What the exercise asks: Copy each line of the entries that includes the word "Savings".

Supplied data:
+===+
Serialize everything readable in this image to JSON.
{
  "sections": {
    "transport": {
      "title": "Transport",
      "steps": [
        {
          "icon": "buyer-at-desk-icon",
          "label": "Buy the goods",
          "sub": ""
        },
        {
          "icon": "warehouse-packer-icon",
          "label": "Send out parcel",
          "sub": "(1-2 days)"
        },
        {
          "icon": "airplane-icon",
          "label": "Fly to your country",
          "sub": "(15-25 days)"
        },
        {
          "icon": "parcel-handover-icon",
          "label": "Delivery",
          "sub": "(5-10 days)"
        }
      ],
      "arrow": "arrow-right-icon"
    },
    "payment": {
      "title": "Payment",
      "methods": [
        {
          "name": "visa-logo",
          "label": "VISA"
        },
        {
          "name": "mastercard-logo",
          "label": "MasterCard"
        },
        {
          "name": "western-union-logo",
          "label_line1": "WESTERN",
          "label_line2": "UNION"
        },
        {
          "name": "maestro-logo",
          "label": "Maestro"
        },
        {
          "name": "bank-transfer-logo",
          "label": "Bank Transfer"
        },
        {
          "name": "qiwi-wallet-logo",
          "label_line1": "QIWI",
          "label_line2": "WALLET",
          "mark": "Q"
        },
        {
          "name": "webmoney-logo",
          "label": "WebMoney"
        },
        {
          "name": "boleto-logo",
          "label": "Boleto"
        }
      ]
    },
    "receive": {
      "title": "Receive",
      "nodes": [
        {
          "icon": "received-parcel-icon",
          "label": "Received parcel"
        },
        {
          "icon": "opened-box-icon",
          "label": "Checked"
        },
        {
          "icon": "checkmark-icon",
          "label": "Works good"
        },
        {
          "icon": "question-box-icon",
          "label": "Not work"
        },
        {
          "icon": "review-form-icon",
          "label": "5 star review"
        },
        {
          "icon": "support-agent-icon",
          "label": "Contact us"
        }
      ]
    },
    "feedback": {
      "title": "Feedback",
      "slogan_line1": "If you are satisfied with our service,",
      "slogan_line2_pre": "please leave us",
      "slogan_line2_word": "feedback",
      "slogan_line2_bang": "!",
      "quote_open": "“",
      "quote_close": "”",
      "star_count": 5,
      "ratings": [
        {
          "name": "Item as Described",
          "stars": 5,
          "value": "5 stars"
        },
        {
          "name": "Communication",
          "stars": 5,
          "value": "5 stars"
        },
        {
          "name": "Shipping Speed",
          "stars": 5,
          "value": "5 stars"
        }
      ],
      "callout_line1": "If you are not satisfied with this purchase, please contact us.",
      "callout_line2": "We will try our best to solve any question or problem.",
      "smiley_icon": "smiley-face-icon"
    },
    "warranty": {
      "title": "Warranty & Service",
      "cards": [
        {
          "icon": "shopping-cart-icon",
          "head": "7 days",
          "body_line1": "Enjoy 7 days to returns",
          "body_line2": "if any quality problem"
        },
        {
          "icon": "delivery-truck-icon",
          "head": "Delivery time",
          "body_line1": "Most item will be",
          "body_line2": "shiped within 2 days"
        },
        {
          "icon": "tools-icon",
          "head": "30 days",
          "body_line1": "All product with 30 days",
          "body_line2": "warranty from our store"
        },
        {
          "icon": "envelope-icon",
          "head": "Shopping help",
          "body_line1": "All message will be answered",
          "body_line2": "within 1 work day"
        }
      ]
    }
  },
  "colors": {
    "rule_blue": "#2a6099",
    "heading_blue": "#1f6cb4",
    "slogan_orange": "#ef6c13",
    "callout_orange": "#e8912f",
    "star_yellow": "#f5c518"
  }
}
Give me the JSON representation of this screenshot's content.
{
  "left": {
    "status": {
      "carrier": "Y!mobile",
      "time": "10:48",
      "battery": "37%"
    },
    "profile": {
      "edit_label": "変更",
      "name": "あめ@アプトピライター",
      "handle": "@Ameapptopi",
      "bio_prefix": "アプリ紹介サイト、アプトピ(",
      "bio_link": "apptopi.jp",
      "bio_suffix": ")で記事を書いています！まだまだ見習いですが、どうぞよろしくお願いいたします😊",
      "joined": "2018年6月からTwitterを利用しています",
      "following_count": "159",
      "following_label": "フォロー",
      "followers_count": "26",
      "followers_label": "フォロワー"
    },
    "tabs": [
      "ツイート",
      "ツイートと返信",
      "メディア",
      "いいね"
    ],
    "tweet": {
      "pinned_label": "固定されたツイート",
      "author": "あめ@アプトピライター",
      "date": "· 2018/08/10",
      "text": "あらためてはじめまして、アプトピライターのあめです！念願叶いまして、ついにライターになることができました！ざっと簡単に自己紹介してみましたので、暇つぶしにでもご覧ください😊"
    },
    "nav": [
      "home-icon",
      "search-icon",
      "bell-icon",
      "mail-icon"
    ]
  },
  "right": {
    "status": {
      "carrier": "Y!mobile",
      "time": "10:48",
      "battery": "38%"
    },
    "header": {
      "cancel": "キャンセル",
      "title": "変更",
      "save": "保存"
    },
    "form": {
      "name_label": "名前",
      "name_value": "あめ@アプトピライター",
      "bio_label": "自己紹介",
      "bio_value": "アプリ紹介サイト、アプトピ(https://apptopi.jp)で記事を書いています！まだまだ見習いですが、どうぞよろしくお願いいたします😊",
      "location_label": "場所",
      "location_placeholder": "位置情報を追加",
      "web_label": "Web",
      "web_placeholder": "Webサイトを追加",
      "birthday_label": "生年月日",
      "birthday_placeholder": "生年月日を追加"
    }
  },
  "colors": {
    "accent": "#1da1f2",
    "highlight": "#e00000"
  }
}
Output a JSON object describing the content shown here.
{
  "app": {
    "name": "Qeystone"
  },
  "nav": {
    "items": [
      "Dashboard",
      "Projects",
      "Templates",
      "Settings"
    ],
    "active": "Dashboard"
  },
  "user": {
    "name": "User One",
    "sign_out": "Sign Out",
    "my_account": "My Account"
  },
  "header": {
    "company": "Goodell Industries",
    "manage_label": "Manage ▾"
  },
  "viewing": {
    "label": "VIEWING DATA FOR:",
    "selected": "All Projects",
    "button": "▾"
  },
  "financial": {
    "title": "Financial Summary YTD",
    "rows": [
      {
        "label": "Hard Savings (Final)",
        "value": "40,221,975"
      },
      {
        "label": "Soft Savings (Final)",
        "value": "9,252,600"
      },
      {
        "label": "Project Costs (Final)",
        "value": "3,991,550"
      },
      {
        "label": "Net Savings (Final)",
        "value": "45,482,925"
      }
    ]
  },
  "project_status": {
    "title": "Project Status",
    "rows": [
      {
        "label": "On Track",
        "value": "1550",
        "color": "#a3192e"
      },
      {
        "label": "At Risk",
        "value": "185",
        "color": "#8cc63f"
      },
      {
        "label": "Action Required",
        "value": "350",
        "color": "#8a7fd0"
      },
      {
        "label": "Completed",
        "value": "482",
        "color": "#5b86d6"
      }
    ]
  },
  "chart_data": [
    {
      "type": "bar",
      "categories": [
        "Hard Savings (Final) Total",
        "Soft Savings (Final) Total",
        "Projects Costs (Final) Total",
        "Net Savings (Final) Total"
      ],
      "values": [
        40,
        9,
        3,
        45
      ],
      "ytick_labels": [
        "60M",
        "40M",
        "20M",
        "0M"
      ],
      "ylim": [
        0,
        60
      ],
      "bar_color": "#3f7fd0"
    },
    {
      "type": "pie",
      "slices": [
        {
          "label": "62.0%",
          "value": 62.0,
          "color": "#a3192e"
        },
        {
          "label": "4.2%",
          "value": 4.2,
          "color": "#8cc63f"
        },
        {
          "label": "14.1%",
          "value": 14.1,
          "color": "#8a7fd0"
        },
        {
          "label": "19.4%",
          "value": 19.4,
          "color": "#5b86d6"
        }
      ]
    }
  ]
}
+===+
Task response:
        "label": "Hard Savings (Final)",
        "label": "Soft Savings (Final)",
        "label": "Net Savings (Final)",
        "Hard Savings (Final) Total",
        "Soft Savings (Final) Total",
        "Net Savings (Final) Total"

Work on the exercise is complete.